Braille Monitor                                                                    October 2006


Identity Theft and You

by Jim Babb

From the Editor: Jim Babb is the editor of the NFB of New Mexico newsletter as well as a member of both the affiliate and Albuquerque Chapter boards of directors. He serves on the state rehabilitation council working with the New Mexico Commission for the Blind and is president of the Friends of the New Mexico Library for the Blind and Physically Handicapped. Before retiring to New Mexico, Jim was a vocational rehabilitation counselor and then an area manager with the Ohio agency for the blind.

Jim has researched this troubling problem and provides below some very good advice that we should all read carefully and then act on. This is what he says:

 Jim Babb

We have all heard the often cited statistic that more than 70 percent of blind people are unemployed. However, no matter how desperate you are for work, you do not want this job. You will immediately hate it. You don't get paid for it. In fact, it costs you money. The job is undoing the havoc of identity theft.

Last year more than fifty-five million Americans had their personal data compromised through loss or theft of this information from banks, credit card issuers, colleges, health care facilities, government agencies, etc. More than ten million Americans were actual victims of identity theft, which means they were compelled to do this unwanted job.

What is identity theft?
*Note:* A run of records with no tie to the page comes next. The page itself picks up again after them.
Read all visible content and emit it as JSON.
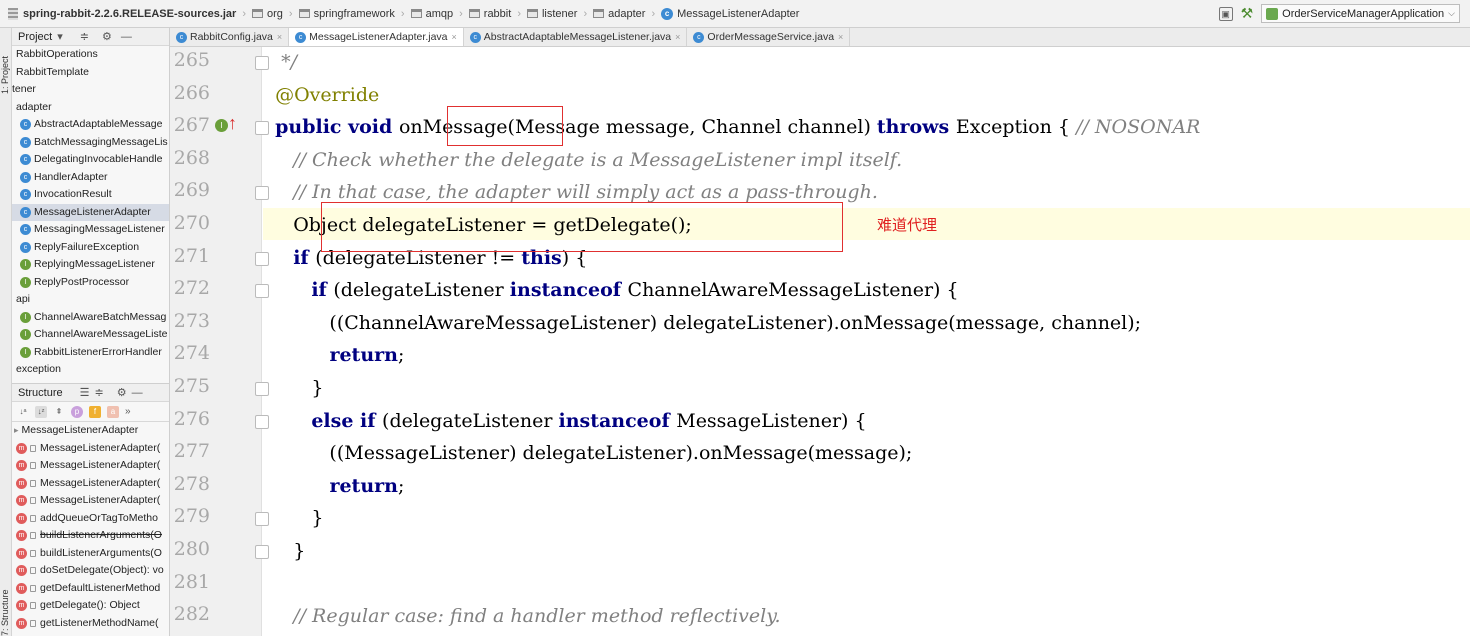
{
  "breadcrumb": {
    "items": [
      "spring-rabbit-2.2.6.RELEASE-sources.jar",
      "org",
      "springframework",
      "amqp",
      "rabbit",
      "listener",
      "adapter",
      "MessageListenerAdapter"
    ]
  },
  "run_config": "OrderServiceManagerApplication",
  "gutter_tabs": {
    "project": "1: Project",
    "structure": "7: Structure"
  },
  "project_panel": {
    "title": "Project",
    "items": [
      {
        "label": "RabbitOperations",
        "icon": "none",
        "indent": 0
      },
      {
        "label": "RabbitTemplate",
        "icon": "none",
        "indent": 0
      },
      {
        "label": "tener",
        "icon": "none",
        "indent": -1
      },
      {
        "label": "adapter",
        "icon": "folder",
        "indent": 0
      },
      {
        "label": "AbstractAdaptableMessage",
        "icon": "c",
        "indent": 1
      },
      {
        "label": "BatchMessagingMessageLis",
        "icon": "c",
        "indent": 1
      },
      {
        "label": "DelegatingInvocableHandle",
        "icon": "c",
        "indent": 1
      },
      {
        "label": "HandlerAdapter",
        "icon": "c",
        "indent": 1
      },
      {
        "label": "InvocationResult",
        "icon": "c",
        "indent": 1
      },
      {
        "label": "MessageListenerAdapter",
        "icon": "c",
        "indent": 1,
        "selected": true
      },
      {
        "label": "MessagingMessageListener",
        "icon": "c",
        "indent": 1
      },
      {
        "label": "ReplyFailureException",
        "icon": "c",
        "indent": 1
      },
      {
        "label": "ReplyingMessageListener",
        "icon": "i",
        "indent": 1
      },
      {
        "label": "ReplyPostProcessor",
        "icon": "i",
        "indent": 1
      },
      {
        "label": "api",
        "icon": "folder",
        "indent": 0
      },
      {
        "label": "ChannelAwareBatchMessag",
        "icon": "i",
        "indent": 1
      },
      {
        "label": "ChannelAwareMessageListe",
        "icon": "i",
        "indent": 1
      },
      {
        "label": "RabbitListenerErrorHandler",
        "icon": "i",
        "indent": 1
      },
      {
        "label": "exception",
        "icon": "folder",
        "indent": 0
      }
    ]
  },
  "structure_panel": {
    "title": "Structure",
    "root": "MessageListenerAdapter",
    "items": [
      {
        "label": "MessageListenerAdapter(",
        "strike": false
      },
      {
        "label": "MessageListenerAdapter(",
        "strike": false
      },
      {
        "label": "MessageListenerAdapter(",
        "strike": false
      },
      {
        "label": "MessageListenerAdapter(",
        "strike": false
      },
      {
        "label": "addQueueOrTagToMetho",
        "strike": false
      },
      {
        "label": "buildListenerArguments(O",
        "strike": true
      },
      {
        "label": "buildListenerArguments(O",
        "strike": false
      },
      {
        "label": "doSetDelegate(Object): vo",
        "strike": false
      },
      {
        "label": "getDefaultListenerMethod",
        "strike": false
      },
      {
        "label": "getDelegate(): Object",
        "strike": false
      },
      {
        "label": "getListenerMethodName(",
        "strike": false
      }
    ]
  },
  "tabs": [
    {
      "label": "RabbitConfig.java",
      "active": false,
      "icon": "c"
    },
    {
      "label": "MessageListenerAdapter.java",
      "active": true,
      "icon": "c"
    },
    {
      "label": "AbstractAdaptableMessageListener.java",
      "active": false,
      "icon": "c"
    },
    {
      "label": "OrderMessageService.java",
      "active": false,
      "icon": "c"
    }
  ],
  "editor": {
    "line_numbers": [
      "265",
      "266",
      "267",
      "268",
      "269",
      "270",
      "271",
      "272",
      "273",
      "274",
      "275",
      "276",
      "277",
      "278",
      "279",
      "280",
      "281",
      "282"
    ],
    "annotation_note": "难道代理",
    "lines": [
      [
        {
          "t": "   */",
          "c": "cm"
        }
      ],
      [
        {
          "t": "  @Override",
          "c": "ann"
        }
      ],
      [
        {
          "t": "  ",
          "c": ""
        },
        {
          "t": "public void ",
          "c": "kw"
        },
        {
          "t": "onMessage(Message message, Channel channel) ",
          "c": ""
        },
        {
          "t": "throws ",
          "c": "kw"
        },
        {
          "t": "Exception { ",
          "c": ""
        },
        {
          "t": "// NOSONAR",
          "c": "cm"
        }
      ],
      [
        {
          "t": "     // Check whether the delegate is a MessageListener impl itself.",
          "c": "cm"
        }
      ],
      [
        {
          "t": "     // In that case, the adapter will simply act as a pass-through.",
          "c": "cm"
        }
      ],
      [
        {
          "t": "     Object delegateListener = getDelegate();",
          "c": ""
        }
      ],
      [
        {
          "t": "     ",
          "c": ""
        },
        {
          "t": "if ",
          "c": "kw"
        },
        {
          "t": "(delegateListener != ",
          "c": ""
        },
        {
          "t": "this",
          "c": "kw"
        },
        {
          "t": ") {",
          "c": ""
        }
      ],
      [
        {
          "t": "        ",
          "c": ""
        },
        {
          "t": "if ",
          "c": "kw"
        },
        {
          "t": "(delegateListener ",
          "c": ""
        },
        {
          "t": "instanceof ",
          "c": "kw"
        },
        {
          "t": "ChannelAwareMessageListener) {",
          "c": ""
        }
      ],
      [
        {
          "t": "           ((ChannelAwareMessageListener) delegateListener).onMessage(message, channel);",
          "c": ""
        }
      ],
      [
        {
          "t": "           ",
          "c": ""
        },
        {
          "t": "return",
          "c": "kw"
        },
        {
          "t": ";",
          "c": ""
        }
      ],
      [
        {
          "t": "        }",
          "c": ""
        }
      ],
      [
        {
          "t": "        ",
          "c": ""
        },
        {
          "t": "else if ",
          "c": "kw"
        },
        {
          "t": "(delegateListener ",
          "c": ""
        },
        {
          "t": "instanceof ",
          "c": "kw"
        },
        {
          "t": "MessageListener) {",
          "c": ""
        }
      ],
      [
        {
          "t": "           ((MessageListener) delegateListener).onMessage(message);",
          "c": ""
        }
      ],
      [
        {
          "t": "           ",
          "c": ""
        },
        {
          "t": "return",
          "c": "kw"
        },
        {
          "t": ";",
          "c": ""
        }
      ],
      [
        {
          "t": "        }",
          "c": ""
        }
      ],
      [
        {
          "t": "     }",
          "c": ""
        }
      ],
      [
        {
          "t": "",
          "c": ""
        }
      ],
      [
        {
          "t": "     // Regular case: find a handler method reflectively.",
          "c": "cm"
        }
      ]
    ]
  }
}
There are various levels of ID theft, ranging from a one-time fraudulent use of your checkbook, debit card, credit card, etc., to the much more severe crime of having a crook establish and assume your identity. Blind people may be more vulnerable than their sighted neighbors if they require assistance reading personal data such as Social Security numbers, checking account routing numbers, PIN numbers, etc. You must be careful managing such data. For example, when using ATMs or entering your PIN at a point-of-sale register, shield your hand while you are actually punching in the numbers.

How do you know that you are a victim?

Your bank, hospital, or college may notify you that it has suffered a data breach.

How can you prevent ID theft? You can't completely prevent it because many elements of your personal data are outside your control such as data breaches from large data bases. You can, however, take the following steps:

What should you do if you are a victim?

It may take you months or even years to clear up this mess. Meanwhile you will be subject to much tension and anxiety. The best approach is to take these preventive steps to reduce your chances of becoming a victim.